Pull out all lines from the listing below in which the word "Salesperson" appears.

- Opening Delimiter -

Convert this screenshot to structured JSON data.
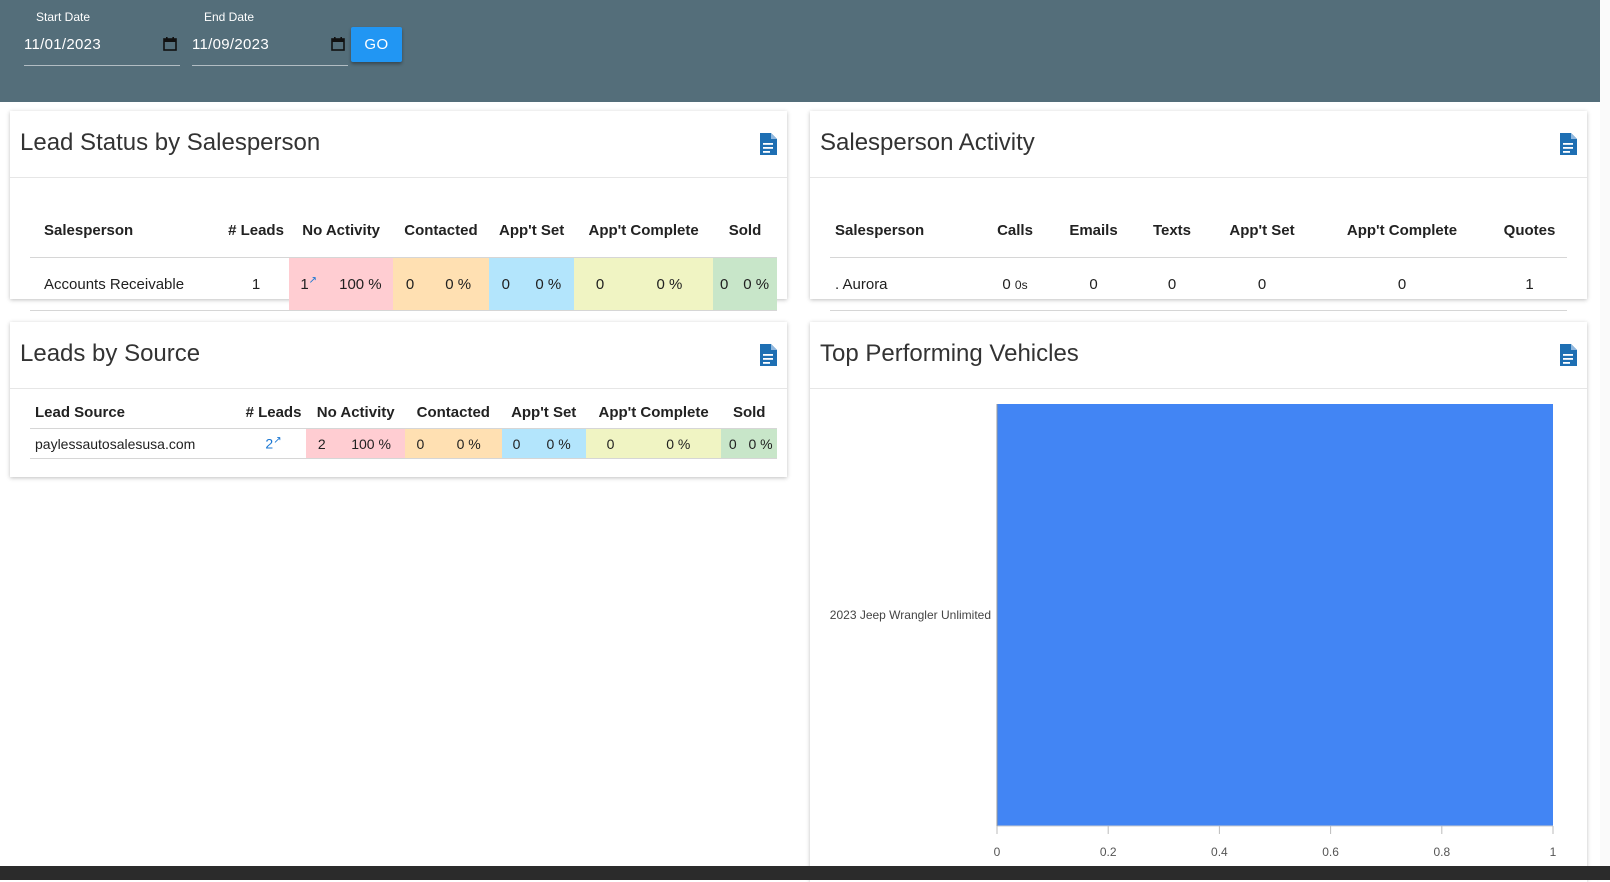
{
  "filters": {
    "start_label": "Start Date",
    "start_value": "11/01/2023",
    "end_label": "End Date",
    "end_value": "11/09/2023",
    "go_label": "GO"
  },
  "lead_status": {
    "title": "Lead Status by Salesperson",
    "headers": [
      "Salesperson",
      "# Leads",
      "No Activity",
      "Contacted",
      "App't Set",
      "App't Complete",
      "Sold"
    ],
    "row": {
      "name": "Accounts Receivable",
      "leads": "1",
      "no_activity": "1",
      "no_activity_pct": "100 %",
      "contacted": "0",
      "contacted_pct": "0 %",
      "appt_set": "0",
      "appt_set_pct": "0 %",
      "appt_complete": "0",
      "appt_complete_pct": "0 %",
      "sold": "0",
      "sold_pct": "0 %"
    }
  },
  "activity": {
    "title": "Salesperson Activity",
    "headers": [
      "Salesperson",
      "Calls",
      "Emails",
      "Texts",
      "App't Set",
      "App't Complete",
      "Quotes"
    ],
    "row": {
      "name": ". Aurora",
      "calls": "0",
      "calls_duration": "0s",
      "emails": "0",
      "texts": "0",
      "appt_set": "0",
      "appt_complete": "0",
      "quotes": "1"
    }
  },
  "source": {
    "title": "Leads by Source",
    "headers": [
      "Lead Source",
      "# Leads",
      "No Activity",
      "Contacted",
      "App't Set",
      "App't Complete",
      "Sold"
    ],
    "row": {
      "name": "paylessautosalesusa.com",
      "leads": "2",
      "no_activity": "2",
      "no_activity_pct": "100 %",
      "contacted": "0",
      "contacted_pct": "0 %",
      "appt_set": "0",
      "appt_set_pct": "0 %",
      "appt_complete": "0",
      "appt_complete_pct": "0 %",
      "sold": "0",
      "sold_pct": "0 %"
    }
  },
  "vehicles": {
    "title": "Top Performing Vehicles"
  },
  "chart_data": {
    "type": "bar",
    "orientation": "horizontal",
    "categories": [
      "2023 Jeep Wrangler Unlimited"
    ],
    "values": [
      1
    ],
    "xlim": [
      0,
      1
    ],
    "xticks": [
      "0",
      "0.2",
      "0.4",
      "0.6",
      "0.8",
      "1"
    ],
    "bar_color": "#4285f4",
    "grid": false
  },
  "colors": {
    "header": "#546e7a",
    "button": "#2196f3",
    "icon": "#1e6fb3",
    "no_activity": "#ffcdd2",
    "contacted": "#ffe0b2",
    "appt_set": "#b3e5fc",
    "appt_complete": "#f0f4c3",
    "sold": "#c8e6c9"
  }
}
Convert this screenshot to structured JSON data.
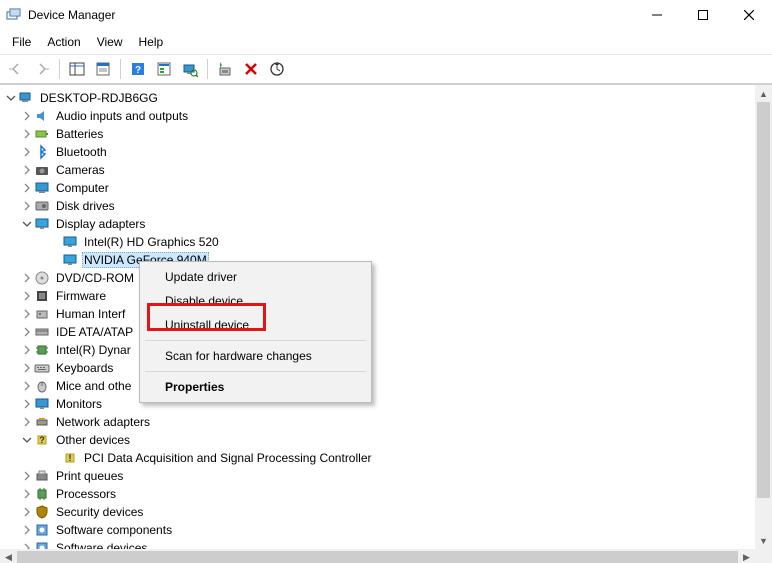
{
  "title": "Device Manager",
  "window_controls": {
    "min": "—",
    "max": "▢",
    "close": "✕"
  },
  "menubar": [
    "File",
    "Action",
    "View",
    "Help"
  ],
  "tree": {
    "root": "DESKTOP-RDJB6GG",
    "nodes": [
      {
        "label": "Audio inputs and outputs",
        "icon": "audio",
        "expand": "closed"
      },
      {
        "label": "Batteries",
        "icon": "battery",
        "expand": "closed"
      },
      {
        "label": "Bluetooth",
        "icon": "bluetooth",
        "expand": "closed"
      },
      {
        "label": "Cameras",
        "icon": "camera",
        "expand": "closed"
      },
      {
        "label": "Computer",
        "icon": "computer",
        "expand": "closed"
      },
      {
        "label": "Disk drives",
        "icon": "disk",
        "expand": "closed"
      },
      {
        "label": "Display adapters",
        "icon": "display",
        "expand": "open",
        "children": [
          {
            "label": "Intel(R) HD Graphics 520",
            "icon": "display"
          },
          {
            "label": "NVIDIA GeForce 940M",
            "icon": "display",
            "selected": true
          }
        ]
      },
      {
        "label": "DVD/CD-ROM",
        "icon": "dvd",
        "expand": "closed",
        "truncated": true
      },
      {
        "label": "Firmware",
        "icon": "firmware",
        "expand": "closed"
      },
      {
        "label": "Human Interf",
        "icon": "hid",
        "expand": "closed",
        "truncated": true
      },
      {
        "label": "IDE ATA/ATAP",
        "icon": "ide",
        "expand": "closed",
        "truncated": true
      },
      {
        "label": "Intel(R) Dynar",
        "icon": "chip",
        "expand": "closed",
        "truncated": true
      },
      {
        "label": "Keyboards",
        "icon": "keyboard",
        "expand": "closed"
      },
      {
        "label": "Mice and othe",
        "icon": "mouse",
        "expand": "closed",
        "truncated": true
      },
      {
        "label": "Monitors",
        "icon": "monitor",
        "expand": "closed"
      },
      {
        "label": "Network adapters",
        "icon": "network",
        "expand": "closed"
      },
      {
        "label": "Other devices",
        "icon": "other",
        "expand": "open",
        "children": [
          {
            "label": "PCI Data Acquisition and Signal Processing Controller",
            "icon": "other-warn"
          }
        ]
      },
      {
        "label": "Print queues",
        "icon": "print",
        "expand": "closed"
      },
      {
        "label": "Processors",
        "icon": "cpu",
        "expand": "closed"
      },
      {
        "label": "Security devices",
        "icon": "security",
        "expand": "closed"
      },
      {
        "label": "Software components",
        "icon": "software",
        "expand": "closed"
      },
      {
        "label": "Software devices",
        "icon": "software",
        "expand": "closed",
        "cutoff": true
      }
    ]
  },
  "context_menu": {
    "items": [
      {
        "label": "Update driver"
      },
      {
        "label": "Disable device"
      },
      {
        "label": "Uninstall device",
        "highlighted": true
      },
      {
        "sep": true
      },
      {
        "label": "Scan for hardware changes"
      },
      {
        "sep": true
      },
      {
        "label": "Properties",
        "bold": true
      }
    ]
  }
}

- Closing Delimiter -

■ **Written reply**
    "title": "Lead Status by Salesperson",
      "Salesperson",
    "title": "Salesperson Activity",
      "Salesperson",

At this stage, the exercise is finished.